While Dr. Kaye lauds the thinking skills of academia, I urge her to think of how much she owes to those “heavy boots slapping down under the camouflaged legs.”
I am not in the military, but I know those men and women in the military are sacrificing for the sake of Dr. Kaye, and myself, and the 300 million of us back home. Next time, before Dr. Kaye launches herself into the cauldron of our campus, she might want to think a little bit more carefully about empathy and respect for those who fought for us in the Revolution, the Civil War, the World Wars, the Wars on Communism and Terrorism and all the other places where they have given up their lives.
Update: France Key
Thanks to [tdaxp] for giving me an opportunity to repeat and extend what I said in my letter to the editor on Monday (“ROTC appreciated, but needs to respect civilians”). It is useful for ROTC to be on university campuses because, in that environment, they may be challenged. It is not true that all rights come from military force. Remember Rosa Parks. A civil society must be civil.
It is not true that everyone in Afghanistan and Iraq welcomes American troops.
If Americans are to bring democracy to that region, they must be truly sensitive to the “minds and hearts” of the people there. If soldiers-in-training unwittingly scare children and are graceless to women at home, in peaceful Lincoln, Nebraska, they are not likely to be learning the people skills that will keep them safe and effective wherever they are deployed.
Update 2: Jason A. Beineke enters the fray
In regards to the recent comments regarding our campus ROTC participants from Professor Kaye, I would like to offer a slightly different opinion from her comments.
Firstly, why does Professor Kaye feel the need to lecture these students? They are already some of the most dignified, mannered, respectful and among the highest academic achievers on our campus. I have never received anything other than respectful aplomb from these young men and women.
Yes, there are people in Afghanistan who do not like our servicemen and women; some of these people are called Taliban and Islamofascists. They would like to remove women such as Professor Kaye from their posts in education and force them into burkas.
Our servicemen have played soccer with children and passed out candy to children in Afghanistan and Iraq. In response, these Islamofascists have responded with bombs that kill women and children while targeting our servicemen and women.

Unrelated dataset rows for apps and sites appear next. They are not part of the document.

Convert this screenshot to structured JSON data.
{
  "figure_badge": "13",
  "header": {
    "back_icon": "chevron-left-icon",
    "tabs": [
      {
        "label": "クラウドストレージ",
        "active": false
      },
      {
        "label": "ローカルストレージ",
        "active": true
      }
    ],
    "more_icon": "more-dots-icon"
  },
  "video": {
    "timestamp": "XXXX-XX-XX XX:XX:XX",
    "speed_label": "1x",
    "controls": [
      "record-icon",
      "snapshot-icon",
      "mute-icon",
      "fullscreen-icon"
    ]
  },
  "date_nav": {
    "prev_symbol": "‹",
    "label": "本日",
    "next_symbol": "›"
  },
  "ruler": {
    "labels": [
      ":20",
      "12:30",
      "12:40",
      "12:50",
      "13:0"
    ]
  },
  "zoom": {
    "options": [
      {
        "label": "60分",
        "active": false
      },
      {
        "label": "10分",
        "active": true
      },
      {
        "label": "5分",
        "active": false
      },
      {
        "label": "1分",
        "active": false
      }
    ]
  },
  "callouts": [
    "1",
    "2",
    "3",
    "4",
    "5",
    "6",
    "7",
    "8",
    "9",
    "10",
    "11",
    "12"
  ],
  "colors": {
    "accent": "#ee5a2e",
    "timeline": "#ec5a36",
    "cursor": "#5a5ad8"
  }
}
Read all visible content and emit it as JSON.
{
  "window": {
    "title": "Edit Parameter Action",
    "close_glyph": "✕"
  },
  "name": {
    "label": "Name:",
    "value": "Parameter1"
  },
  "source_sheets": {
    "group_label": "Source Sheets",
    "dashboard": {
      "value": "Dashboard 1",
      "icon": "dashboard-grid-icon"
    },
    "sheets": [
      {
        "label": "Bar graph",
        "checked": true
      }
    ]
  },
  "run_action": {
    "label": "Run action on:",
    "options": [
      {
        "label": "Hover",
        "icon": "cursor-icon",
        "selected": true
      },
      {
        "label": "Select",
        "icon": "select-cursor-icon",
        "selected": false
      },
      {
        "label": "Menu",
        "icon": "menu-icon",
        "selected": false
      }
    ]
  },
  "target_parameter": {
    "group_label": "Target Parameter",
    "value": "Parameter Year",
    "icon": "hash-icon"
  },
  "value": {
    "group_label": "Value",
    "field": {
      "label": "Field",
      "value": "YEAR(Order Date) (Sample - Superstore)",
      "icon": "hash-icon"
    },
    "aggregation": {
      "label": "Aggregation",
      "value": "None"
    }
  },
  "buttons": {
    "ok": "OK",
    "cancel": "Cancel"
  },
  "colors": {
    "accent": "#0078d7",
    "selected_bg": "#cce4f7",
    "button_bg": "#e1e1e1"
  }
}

Our ROTC students put a great deal on the line. They are held to higher standards on our campus and in our community than most other students. They know that they may well be asked to serve in countries far, far from home without the comforts and amenities that Professor Kaye enjoys.

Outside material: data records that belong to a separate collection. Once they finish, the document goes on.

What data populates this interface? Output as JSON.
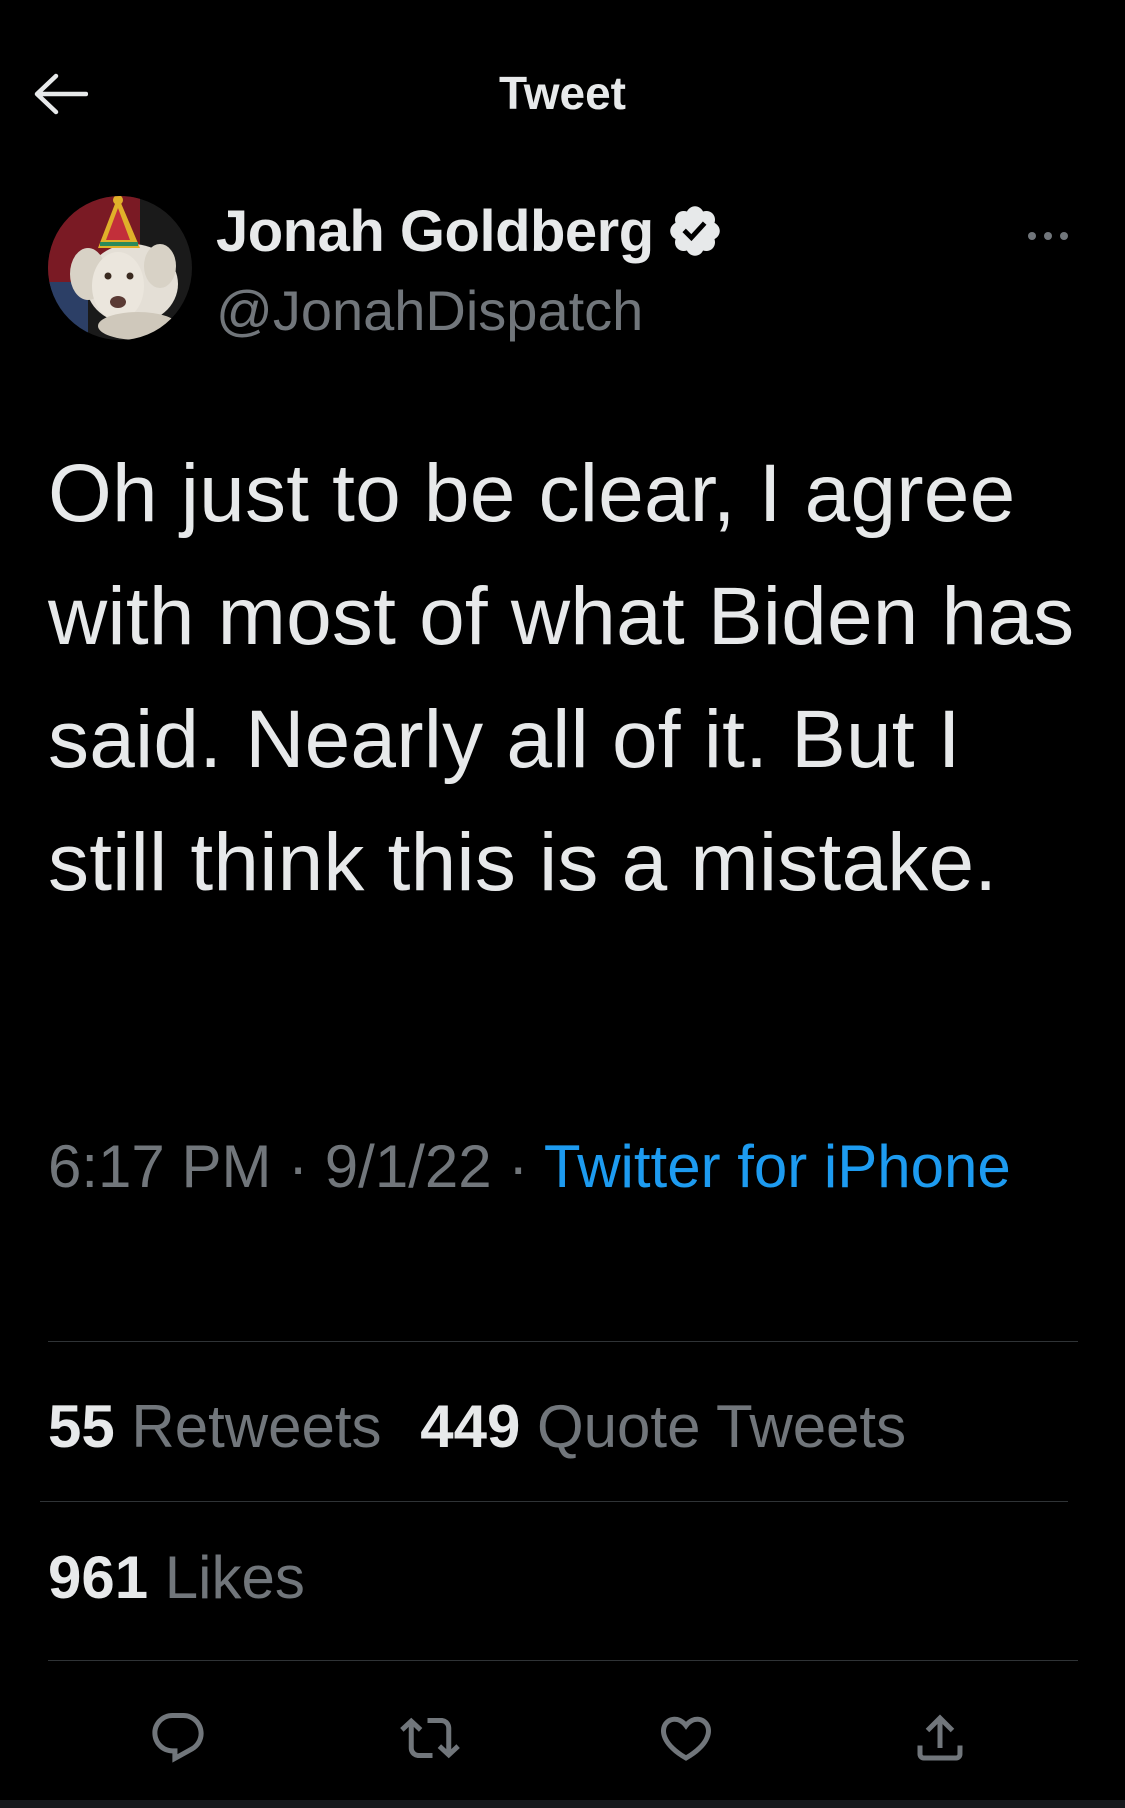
{
  "header": {
    "title": "Tweet",
    "back_icon": "arrow-left-icon"
  },
  "author": {
    "display_name": "Jonah Goldberg",
    "handle": "@JonahDispatch",
    "verified_icon": "verified-badge-icon",
    "more_icon": "more-horizontal-icon"
  },
  "tweet": {
    "text": "Oh just to be clear, I agree with most of what Biden has said. Nearly all of it. But I still think this is a mistake.",
    "time": "6:17 PM",
    "separator": "·",
    "date": "9/1/22",
    "source": "Twitter for iPhone"
  },
  "stats": {
    "retweets_count": "55",
    "retweets_label": "Retweets",
    "quotes_count": "449",
    "quotes_label": "Quote Tweets",
    "likes_count": "961",
    "likes_label": "Likes"
  },
  "actions": {
    "reply_icon": "reply-icon",
    "retweet_icon": "retweet-icon",
    "like_icon": "heart-icon",
    "share_icon": "share-icon"
  },
  "colors": {
    "background": "#000000",
    "text_primary": "#e7e9ea",
    "text_secondary": "#71767b",
    "accent": "#1d9bf0",
    "divider": "#2f3336"
  }
}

Already these young men and women are restricted from their full freedoms of speech as they are not allowed to respond to Professor Kaye in the same way that she is able to castigate them in these pages. Allow me to say something on their behalf. When you see a group of these young men and women marching on campus, in formation and under the strict eyes of their superiors who are molding them into the exemplary men and women who defend our rights and freedoms, step aside and show them some respect. It might not hurt, as well, to tell them.
Update 3: Elizabeth Daugherty, a 2nd Lt in the Army ROTC, appreciates the defense of ROTC against professorial attacks.

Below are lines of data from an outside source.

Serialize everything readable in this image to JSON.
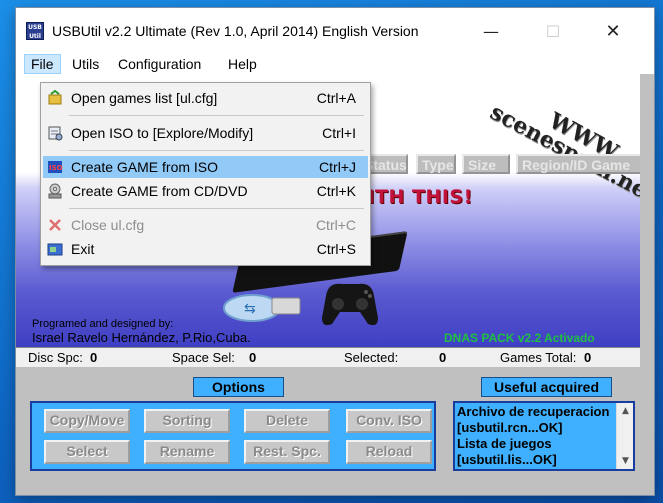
{
  "window": {
    "title": "USBUtil v2.2 Ultimate (Rev 1.0, April 2014) English Version",
    "app_icon_text": "USB Util",
    "minimize": "—",
    "maximize": "☐",
    "close": "✕"
  },
  "menubar": {
    "items": [
      "File",
      "Utils",
      "Configuration",
      "Help"
    ]
  },
  "file_menu": {
    "items": [
      {
        "label": "Open games list [ul.cfg]",
        "shortcut": "Ctrl+A",
        "icon": "open-list-icon",
        "enabled": true
      },
      {
        "label": "Open ISO to [Explore/Modify]",
        "shortcut": "Ctrl+I",
        "icon": "open-iso-icon",
        "enabled": true
      },
      {
        "label": "Create GAME from ISO",
        "shortcut": "Ctrl+J",
        "icon": "iso-icon",
        "enabled": true,
        "highlighted": true
      },
      {
        "label": "Create GAME from CD/DVD",
        "shortcut": "Ctrl+K",
        "icon": "disc-drive-icon",
        "enabled": true
      },
      {
        "label": "Close ul.cfg",
        "shortcut": "Ctrl+C",
        "icon": "close-x-icon",
        "enabled": false
      },
      {
        "label": "Exit",
        "shortcut": "Ctrl+S",
        "icon": "exit-icon",
        "enabled": true
      }
    ]
  },
  "banner": {
    "watermark": [
      "WWW.",
      "scenespain.net"
    ],
    "slogan": "WITH THIS!",
    "credits_line1": "Programed and designed by:",
    "credits_line2": "Israel Ravelo Hernández, P.Rio,Cuba.",
    "dnas": "DNAS PACK v2.2 Activado"
  },
  "columns": [
    "Status",
    "Type",
    "Size",
    "Region/ID Game"
  ],
  "statusbar": {
    "disc_spc_label": "Disc Spc:",
    "disc_spc_value": "0",
    "space_sel_label": "Space Sel:",
    "space_sel_value": "0",
    "selected_label": "Selected:",
    "selected_value": "0",
    "games_total_label": "Games Total:",
    "games_total_value": "0"
  },
  "options": {
    "title": "Options",
    "buttons": [
      "Copy/Move",
      "Sorting",
      "Delete",
      "Conv. ISO",
      "Select",
      "Rename",
      "Rest. Spc.",
      "Reload"
    ]
  },
  "useful": {
    "title": "Useful acquired",
    "items": [
      "Archivo de recuperacion",
      "[usbutil.rcn...OK]",
      "Lista de juegos",
      "[usbutil.lis...OK]"
    ]
  },
  "colors": {
    "accent_blue": "#3fb0ff",
    "menu_highlight": "#91c9f7",
    "slogan_red": "#c0123a",
    "dnas_green": "#20c040"
  }
}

Just wanted to thank Jason Beineke for his comments of support and gratitude to the Reserve Officer Training Corps students. I’m sure every ROTC cadet who read your response felt pride and motivation to continue working hard for those they serve. Your comments are appreciated more than you realize. Thank you.
2nd Lt. Elizabeth Daugherty